The series begins with a series of adventures that express a fascinating scientific imagination. The series begins with a large team of scientists who join Nightflyer, where the task of the team is to search for the universe's wonder and connect with a strange and different world from our world. Eris resorted to bold measures to restore balance after his failure, and D'Branin puts his team first and may be spreading a state of panic continued between everyone.
But Nightflyers lacks that film's sci-fi/horror gravitas; it's murky at best, both in its storyline and its character development, and grinds along at a snail's pace trying to construct its elaborate scenario.
Despite the overt sexualization of the leading female characters, there is a lot of compelling subtext. What is perception? What is truth?
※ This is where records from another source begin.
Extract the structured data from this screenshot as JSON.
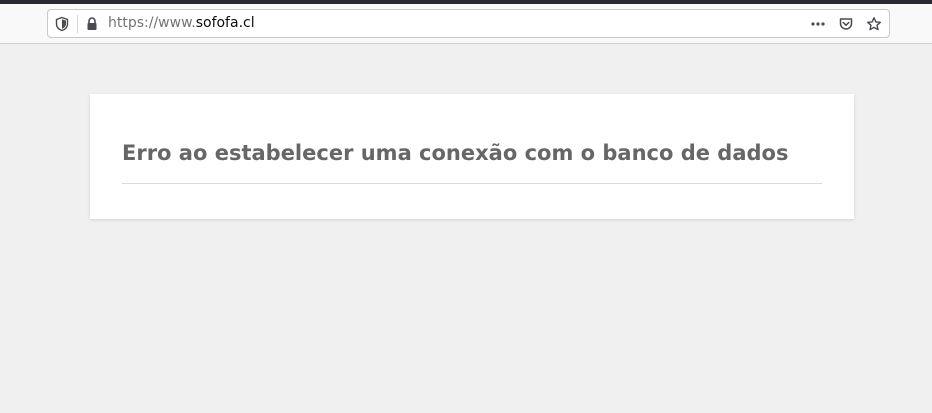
{
  "browser": {
    "url_scheme": "https://www.",
    "url_host": "sofofa.cl",
    "icons": [
      "shield-icon",
      "lock-icon",
      "more-options-icon",
      "pocket-icon",
      "bookmark-star-icon"
    ]
  },
  "page": {
    "error_title": "Erro ao estabelecer uma conexão com o banco de dados"
  }
}
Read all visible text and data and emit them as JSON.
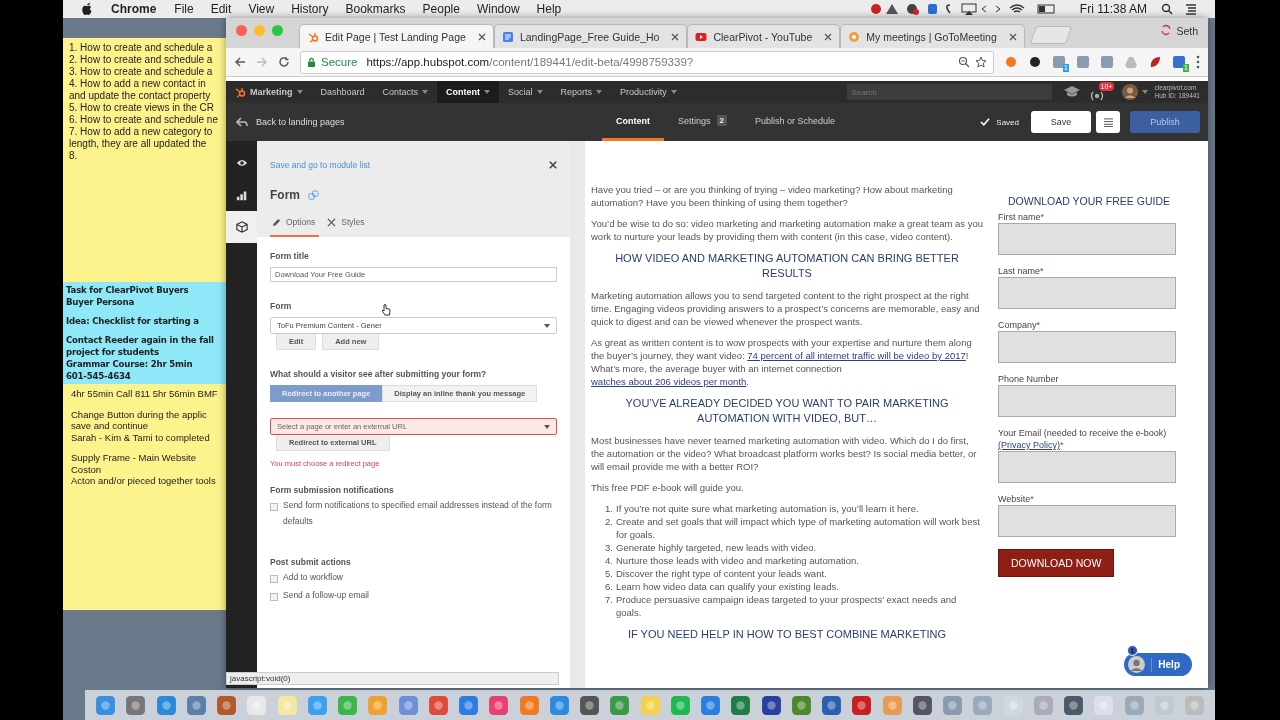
{
  "menu_bar": {
    "app_name": "Chrome",
    "menus": [
      "File",
      "Edit",
      "View",
      "History",
      "Bookmarks",
      "People",
      "Window",
      "Help"
    ],
    "clock": "Fri 11:38 AM"
  },
  "sticky_note": {
    "top_lines": [
      "1. How to create and schedule a",
      "2. How to create and schedule a",
      "3. How to create and schedule a",
      "4. How to add a new contact in",
      "and update the contact property",
      "5. How to create views in the CR",
      "6. How to create and schedule ne",
      "7. How to add a new category to",
      "length, they are all updated the",
      "8."
    ],
    "blue_groups": [
      {
        "lines": [
          "Task for ClearPivot Buyers",
          "Buyer Persona"
        ]
      },
      {
        "lines": [
          "Idea: Checklist for starting a"
        ]
      },
      {
        "lines": [
          "Contact Reeder again in the fall",
          "project for students",
          "Grammar Course: 2hr 5min",
          "601-545-4634"
        ]
      }
    ],
    "bottom_groups": [
      {
        "lines": [
          "4hr 55min Call 811 5hr 56min BMF"
        ]
      },
      {
        "lines": [
          "Change Button during the applic",
          "save and continue",
          "Sarah - Kim & Tami to completed"
        ]
      },
      {
        "lines": [
          "Supply Frame - Main Website",
          "Coston",
          "Acton and/or pieced together tools"
        ]
      }
    ]
  },
  "browser": {
    "tabs": [
      {
        "kind": "hubspot",
        "title": "Edit Page | Test Landing Page",
        "selected": true
      },
      {
        "kind": "doc",
        "title": "LandingPage_Free Guide_Ho",
        "selected": false
      },
      {
        "kind": "youtube",
        "title": "ClearPivot - YouTube",
        "selected": false
      },
      {
        "kind": "meeting",
        "title": "My meetings | GoToMeeting",
        "selected": false
      }
    ],
    "profile": "Seth",
    "security": "Secure",
    "url_host": "https://app.hubspot.com",
    "url_path": "/content/189441/edit-beta/4998759339?",
    "extensions": [
      {
        "kind": "sprocket"
      },
      {
        "kind": "lens"
      },
      {
        "kind": "tile",
        "badge": "1"
      },
      {
        "kind": "tile"
      },
      {
        "kind": "tile"
      },
      {
        "kind": "drive"
      },
      {
        "kind": "leaf"
      },
      {
        "kind": "code",
        "badge": "1"
      }
    ]
  },
  "nav": {
    "items": [
      {
        "label": "Marketing",
        "dropdown": true,
        "selected": false
      },
      {
        "label": "Dashboard",
        "dropdown": false,
        "selected": false
      },
      {
        "label": "Contacts",
        "dropdown": true,
        "selected": false
      },
      {
        "label": "Content",
        "dropdown": true,
        "selected": true
      },
      {
        "label": "Social",
        "dropdown": true,
        "selected": false
      },
      {
        "label": "Reports",
        "dropdown": true,
        "selected": false
      },
      {
        "label": "Productivity",
        "dropdown": true,
        "selected": false
      }
    ],
    "search_placeholder": "Search",
    "notification_badge": "10+",
    "account_domain": "clearpivot.com",
    "hub_id": "Hub ID: 189441"
  },
  "editor_bar": {
    "back": "Back to landing pages",
    "tabs": [
      {
        "label": "Content",
        "selected": true
      },
      {
        "label": "Settings",
        "badge": "2",
        "selected": false
      },
      {
        "label": "Publish or Schedule",
        "selected": false
      }
    ],
    "status": "Saved",
    "save": "Save",
    "publish": "Publish"
  },
  "rail": [
    {
      "kind": "eye",
      "selected": false
    },
    {
      "kind": "chart",
      "selected": false
    },
    {
      "kind": "cube",
      "selected": true
    }
  ],
  "panel": {
    "back_link": "Save and go to module list",
    "title": "Form",
    "tabs": [
      {
        "kind": "pencil",
        "label": "Options",
        "selected": true
      },
      {
        "kind": "brush",
        "label": "Styles",
        "selected": false
      }
    ],
    "form_title": {
      "label": "Form title",
      "value": "Download Your Free Guide"
    },
    "form": {
      "label": "Form",
      "value": "ToFu Premium Content - Gener",
      "buttons": [
        "Edit",
        "Add new"
      ]
    },
    "after_submit": {
      "label": "What should a visitor see after submitting your form?",
      "options": [
        {
          "label": "Redirect to another page",
          "selected": true
        },
        {
          "label": "Display an inline thank you message",
          "selected": false
        }
      ],
      "placeholder": "Select a page or enter an external URL",
      "invalid": true,
      "button": "Redirect to external URL",
      "error": "You must choose a redirect page"
    },
    "notifications": {
      "label": "Form submission notifications",
      "checkboxes": [
        {
          "label": "Send form notifications to specified email addresses instead of the form defaults",
          "checked": false
        }
      ]
    },
    "post_submit": {
      "label": "Post submit actions",
      "checkboxes": [
        {
          "label": "Add to workflow",
          "checked": false
        },
        {
          "label": "Send a follow-up email",
          "checked": false
        }
      ]
    }
  },
  "preview": {
    "blocks": [
      {
        "kind": "p",
        "text": "Have you tried – or are you thinking of trying – video marketing? How about marketing automation? Have you been thinking of using them together?"
      },
      {
        "kind": "p",
        "text": "You’d be wise to do so: video marketing and marketing automation make a great team as you work to nurture your leads by providing them with content  (in this case, video content)."
      },
      {
        "kind": "h",
        "text": "HOW VIDEO AND MARKETING AUTOMATION CAN BRING BETTER RESULTS"
      },
      {
        "kind": "p",
        "text": "Marketing automation allows you to send targeted content to the right prospect at the right time. Engaging videos providing answers to a prospect’s concerns are memorable, easy and quick to digest and can be viewed whenever the prospect wants."
      },
      {
        "kind": "p",
        "segments": [
          {
            "kind": "text",
            "text": "As great as written content is to wow prospects with your expertise and nurture them along the buyer’s journey, they want video: "
          },
          {
            "kind": "link",
            "text": "74 percent of all internet traffic will be video by 2017"
          },
          {
            "kind": "text",
            "text": "! What’s more, the average buyer with an internet connection "
          },
          {
            "kind": "link",
            "text": "watches about 206 videos per month"
          },
          {
            "kind": "text",
            "text": "."
          }
        ]
      },
      {
        "kind": "h",
        "text": "YOU’VE ALREADY DECIDED YOU WANT TO PAIR MARKETING AUTOMATION WITH VIDEO, BUT…"
      },
      {
        "kind": "p",
        "text": "Most businesses have never teamed marketing automation with video. Which do I do first, the automation or the video? What broadcast platform works best? Is social media better, or will email provide me with a better ROI?"
      },
      {
        "kind": "p",
        "text": "This free PDF e-book will guide you."
      },
      {
        "kind": "ol",
        "items": [
          {
            "number": "1.",
            "text": "If you’re not quite sure what marketing automation is, you’ll learn it here."
          },
          {
            "number": "2.",
            "text": "Create and set goals that will impact which type of marketing automation will work best for goals."
          },
          {
            "number": "3.",
            "text": "Generate highly targeted, new leads with video."
          },
          {
            "number": "4.",
            "text": "Nurture those leads with video and marketing automation."
          },
          {
            "number": "5.",
            "text": "Discover the right type of content your leads want."
          },
          {
            "number": "6.",
            "text": "Learn how video data can qualify your existing leads."
          },
          {
            "number": "7.",
            "text": "Produce persuasive campaign ideas targeted to your prospects’ exact needs and goals."
          }
        ]
      },
      {
        "kind": "h",
        "text": "IF YOU NEED HELP IN HOW TO BEST COMBINE MARKETING"
      }
    ]
  },
  "signup_form": {
    "heading": "DOWNLOAD YOUR FREE GUIDE",
    "fields": [
      {
        "label": "First name",
        "mark": "*"
      },
      {
        "label": "Last name",
        "mark": "*"
      },
      {
        "label": "Company",
        "mark": "*"
      },
      {
        "label": "Phone Number"
      },
      {
        "label": "Your Email (needed to receive the e-book)",
        "link": "(Privacy Policy)",
        "mark": "*"
      },
      {
        "label": "Website",
        "mark": "*"
      }
    ],
    "button": "DOWNLOAD NOW"
  },
  "help": {
    "label": "Help",
    "badge": "1"
  },
  "status_bar": "javascript:void(0)"
}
How objective are our memories and how much do they define us as people and as a species?
The desire to catch lightning in a bottle in the way that "Thrones" did is certainly understandable... but "Nightflyers" merely reinforces that such alchemy is exceedingly rare... the new series is at best a pallid pretender.
Over five episodes sent to critics, Nightflyers layers in the creepiness, without rising above "unsettling" into "scary." Even if attempted jump-cut scares never sink in, Nightflyers sometimes replaces frights with low-level gross-out moments.